Quote of the day: Hoaxidate redux

As much as I hate to pile on, I don’t think I’ll have the Hoaxdiate to kick around much longer. So, here’s Herman Cain on Herman Cain and what people have said about Herman Cain:

“For every one person that comes forward with a false accusation, there are probably thousands who will say that none of that sort of activity ever came from Herman Cain.”

16 thoughts on “Quote of the day: Hoaxidate redux

  1. So, if we are generous and interpret “thousands” as 10K (technically, iy only needs to be 2K), he has 30K accusers? (300M US pop / 10K). Damn, Clinton must consider himself to be in the pee-wee leagues now

  2. “For every one person that says I robbed a bank, there are probably thousands who will say they never saw me do anything of the sort.” — Clyde Barrow
    Yes, fine, I made it up. So did Herman.

  3. Cain’s going with “But what about all of the women I [i]didn’t[/i] harass? Huh? What about them?” as a defense? Really?
    So his plan is to hit a winning strategy by trying all of the others first…?

  4. Plus I love the referring to himself in the third person, like an athlete full of himself. Or Bob Dole.

  5. I admit, when this first started up it reminded me of the “dirty tricks” of the repubs ranging from Tricky Dick Nixon and especially the Texas politics that gave us Karl Rove, swiftboating Kerry, and (I lived in SC at the time and got one) push polls that asked if you would feel different about McCain if you found out he had a black baby. False information released to poor neighborhoods that the dems would vote on a different date and tying up phone lines so the dems can’t ask for a ride to the polls. Even putting a microphone in your own office and claiming that you have been bugged (even though the battery on the device would only last for an extremely and unusable short time.
    But then 5 (or is it more now) instances have come forward. And I start thinking about how when the police find the Dahmers with their victims in the freezer, all the neighbors come together and say they couldn’t believe it because he was such a nice, quiet person. Locally, what really gets folks commenting on the news webpage is a story where one side keeps shouting about how the persons involved are satan in the flesh and the other side is vehemently defending them because they are a pillar of the community.
    And Michael Jackson couldn’t have done it because he’s a celebrity. Joe Paterno couldn’t do wrong because he is a winning coach (admittedly, I have some sympathy for him as if he really did refer it to his supervisors, the remaining question would be what he did to follow up. But not as clear as to his level of complacenty.) And now, Herman Cain couldn’t have done it because he’s a celebrity.
    BTW – how come I’m not hearing that 999 is simply an upside down form of 666 – the mark of the beast.

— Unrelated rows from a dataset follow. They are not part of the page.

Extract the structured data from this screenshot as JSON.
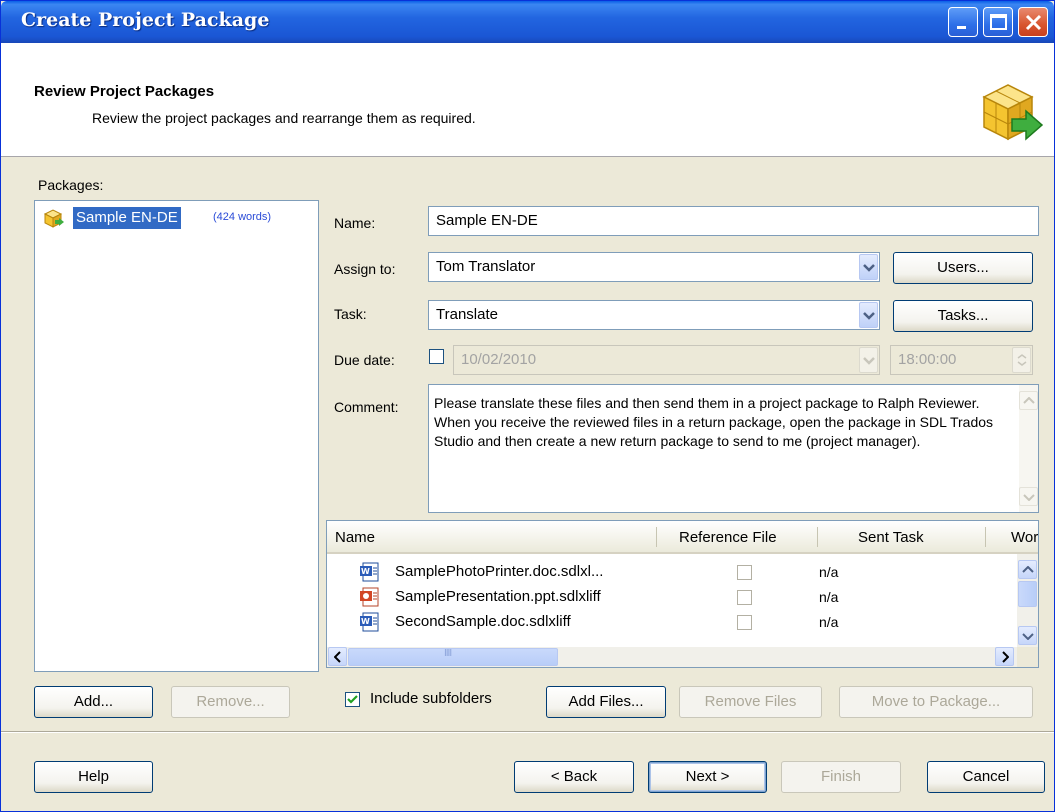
{
  "window": {
    "title": "Create Project Package"
  },
  "header": {
    "title": "Review Project Packages",
    "subtitle": "Review the project packages and  rearrange them as required."
  },
  "packages": {
    "label": "Packages:",
    "items": [
      {
        "name": "Sample EN-DE",
        "words": "(424 words)",
        "selected": true
      }
    ],
    "add_label": "Add...",
    "remove_label": "Remove..."
  },
  "form": {
    "name_label": "Name:",
    "name_value": "Sample EN-DE",
    "assign_label": "Assign to:",
    "assign_value": "Tom Translator",
    "users_button": "Users...",
    "task_label": "Task:",
    "task_value": "Translate",
    "tasks_button": "Tasks...",
    "due_label": "Due date:",
    "due_date": "10/02/2010",
    "due_time": "18:00:00",
    "comment_label": "Comment:",
    "comment_text": "Please translate these files and then send them in a project package to Ralph Reviewer. When you receive the reviewed files in a return package, open the package in SDL Trados Studio and then create a new return package to send to me (project manager)."
  },
  "files": {
    "columns": [
      "Name",
      "Reference File",
      "Sent Task",
      "Wor"
    ],
    "rows": [
      {
        "name": "SamplePhotoPrinter.doc.sdlxl...",
        "type": "word-doc-icon",
        "sent_task": "n/a"
      },
      {
        "name": "SamplePresentation.ppt.sdlxliff",
        "type": "powerpoint-icon",
        "sent_task": "n/a"
      },
      {
        "name": "SecondSample.doc.sdlxliff",
        "type": "word-doc-icon",
        "sent_task": "n/a"
      }
    ],
    "include_subfolders_label": "Include subfolders",
    "include_subfolders_checked": true,
    "add_files_label": "Add Files...",
    "remove_files_label": "Remove Files",
    "move_label": "Move to Package..."
  },
  "footer": {
    "help": "Help",
    "back": "< Back",
    "next": "Next >",
    "finish": "Finish",
    "cancel": "Cancel"
  },
  "colors": {
    "titlebar": "#2265E0",
    "dialog_bg": "#ECE9D8",
    "selection": "#316AC5",
    "word_count": "#2A4BD7"
  }
}
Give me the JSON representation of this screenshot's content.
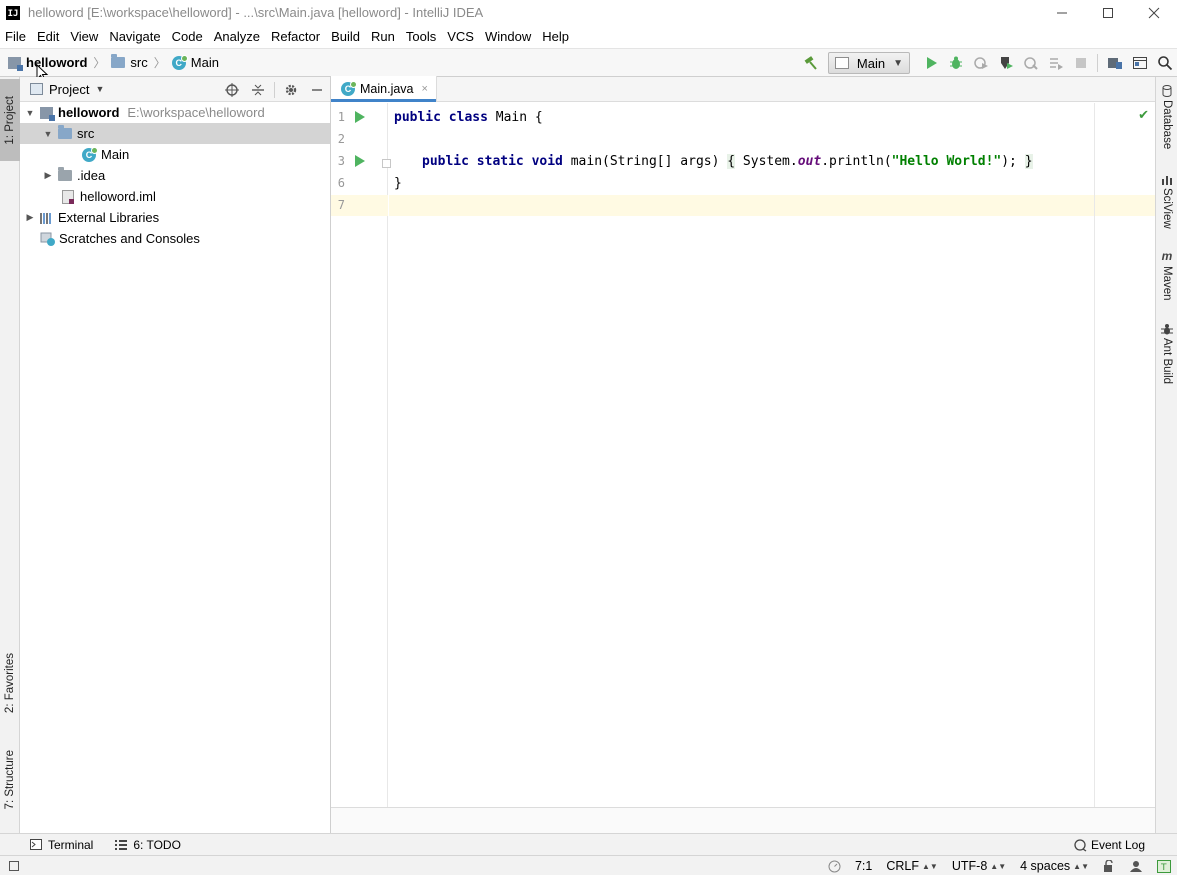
{
  "window": {
    "title": "helloword [E:\\workspace\\helloword] - ...\\src\\Main.java [helloword] - IntelliJ IDEA",
    "logo_text": "IJ"
  },
  "menu": [
    "File",
    "Edit",
    "View",
    "Navigate",
    "Code",
    "Analyze",
    "Refactor",
    "Build",
    "Run",
    "Tools",
    "VCS",
    "Window",
    "Help"
  ],
  "breadcrumb": [
    "helloword",
    "src",
    "Main"
  ],
  "toolbar": {
    "run_config": "Main"
  },
  "left_strip": {
    "project_tab": "1: Project",
    "favorites_tab": "2: Favorites",
    "structure_tab": "7: Structure"
  },
  "right_strip": [
    "Database",
    "SciView",
    "Maven",
    "Ant Build"
  ],
  "project_panel": {
    "title": "Project",
    "tree": [
      {
        "label": "helloword",
        "path": "E:\\workspace\\helloword"
      },
      {
        "label": "src"
      },
      {
        "label": "Main"
      },
      {
        "label": ".idea"
      },
      {
        "label": "helloword.iml"
      },
      {
        "label": "External Libraries"
      },
      {
        "label": "Scratches and Consoles"
      }
    ]
  },
  "editor": {
    "tab": "Main.java",
    "line_numbers": [
      "1",
      "2",
      "3",
      "6",
      "7"
    ],
    "code": {
      "l1_kw": "public class",
      "l1_rest": " Main {",
      "l3_kw1": "public static void",
      "l3_sig": " main(String[] args) ",
      "l3_open": "{",
      "l3_sys": " System.",
      "l3_out": "out",
      "l3_println": ".println(",
      "l3_str": "\"Hello World!\"",
      "l3_end": "); ",
      "l3_close": "}",
      "l6": "}"
    }
  },
  "bottom_tools": {
    "terminal": "Terminal",
    "todo": "6: TODO",
    "event_log": "Event Log"
  },
  "status": {
    "position": "7:1",
    "line_sep": "CRLF",
    "encoding": "UTF-8",
    "indent": "4 spaces"
  },
  "colors": {
    "accent": "#4083c9",
    "run_green": "#4fb460",
    "keyword": "#000080",
    "string": "#008000"
  }
}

  6. That was my first thought too, MapleStreet.
    The media going from door to door in the neighborhood and having one after another peeps declare how shocked they are and no, he never tried to serial kill me so we thought he was a swell guy.
    The if he is this then he couldn’t do that is perhaps the most popular logical fallacy in our culture.

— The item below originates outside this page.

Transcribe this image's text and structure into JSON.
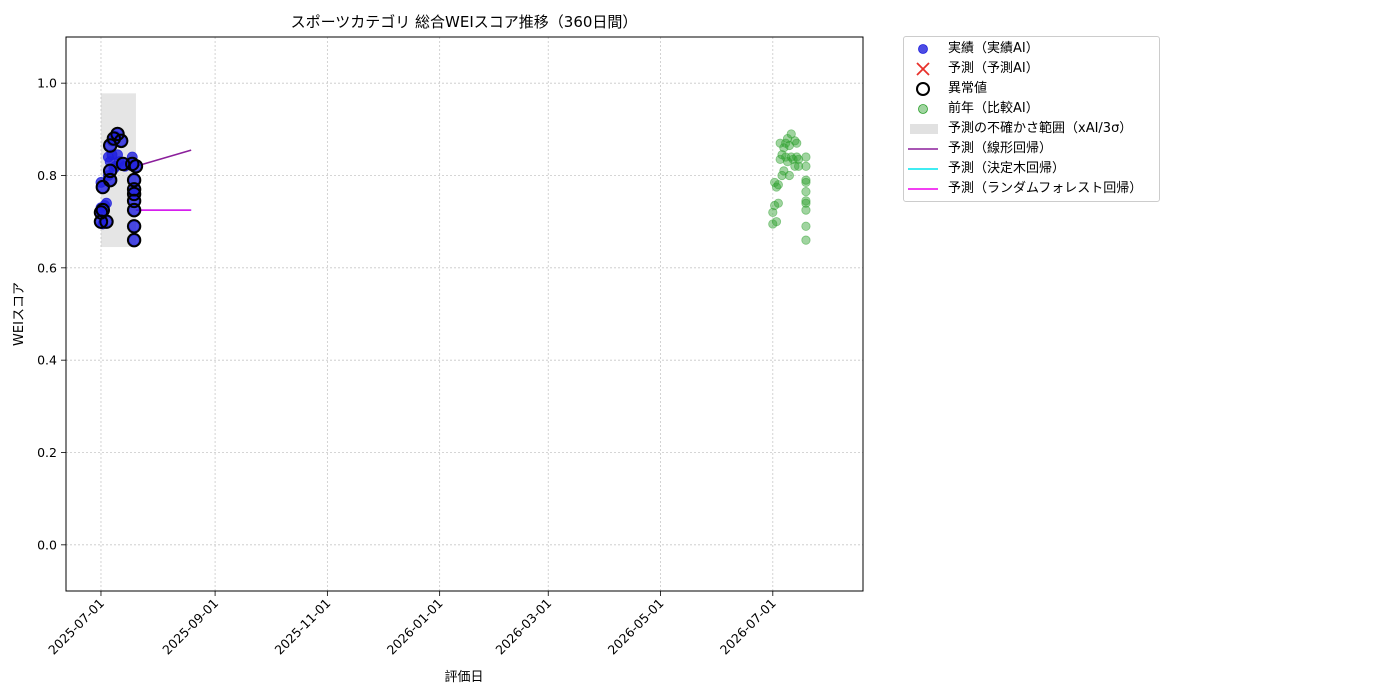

  7. Jay — and I’ll add another one, fictional, but one of my favorite scenes in one of my favorite movies:
    The duty officer asked General Ripper to confirm the fact the he had issued the go code and he said, “Yes gentlemen, they are on their way in and no one can bring them back. For the sake of our country and our way of life, I suggest you get the rest of SAC in after them, otherwise we will be totally destroyed by red retaliation. My boys will give you the best kind of start, fourteen hundred megatons worth, and you sure as hell won’t stop them now. So let’s get going. There’s no other choice. God willing, we will prevail in peace and freedom from fear and in true health through the purity and essence of our natural fluids. God bless you all.” Then he hung up. We’re still trying to figure out the meaning of that last phrase, sir.
    There’s nothing to figure out General Turgidson. This man is obviously a psychotic.
    Well, I’d like to hold off judgment on a thing like that, sir, until all the facts are in.
    [anger rising] General Turgidson, when you instituted the human reliability tests, you assured me there was no possibility of such a thing ever occurring.
    Well I don’t think it’s quite fair to condemn a whole program because of a single slip up sir.

  8. It is called illeism, by the way.
    The act of referring to oneself (often habitually) in the third person. Someone who practices illeism is (among other things) an illeist. Adjective: illeistic.
    “Bob Dole: Doesn’t sound a thing like me. First of all, I don’t run around saying “Bob Dole does this” and “Bob Dole does that.” That’s not something Bob Dole does. It’s not something Bob Dole has ever done, and it’s not something Bob Dole will ever do!”
    (Saturday Night Live, Nov. 16, 1996)

  9. @thebewilderness: I did not know what referring to oneself in the third person was called. Very cool. Adrastos thanks you for pointing this out to Adrastos.

Comments are closed.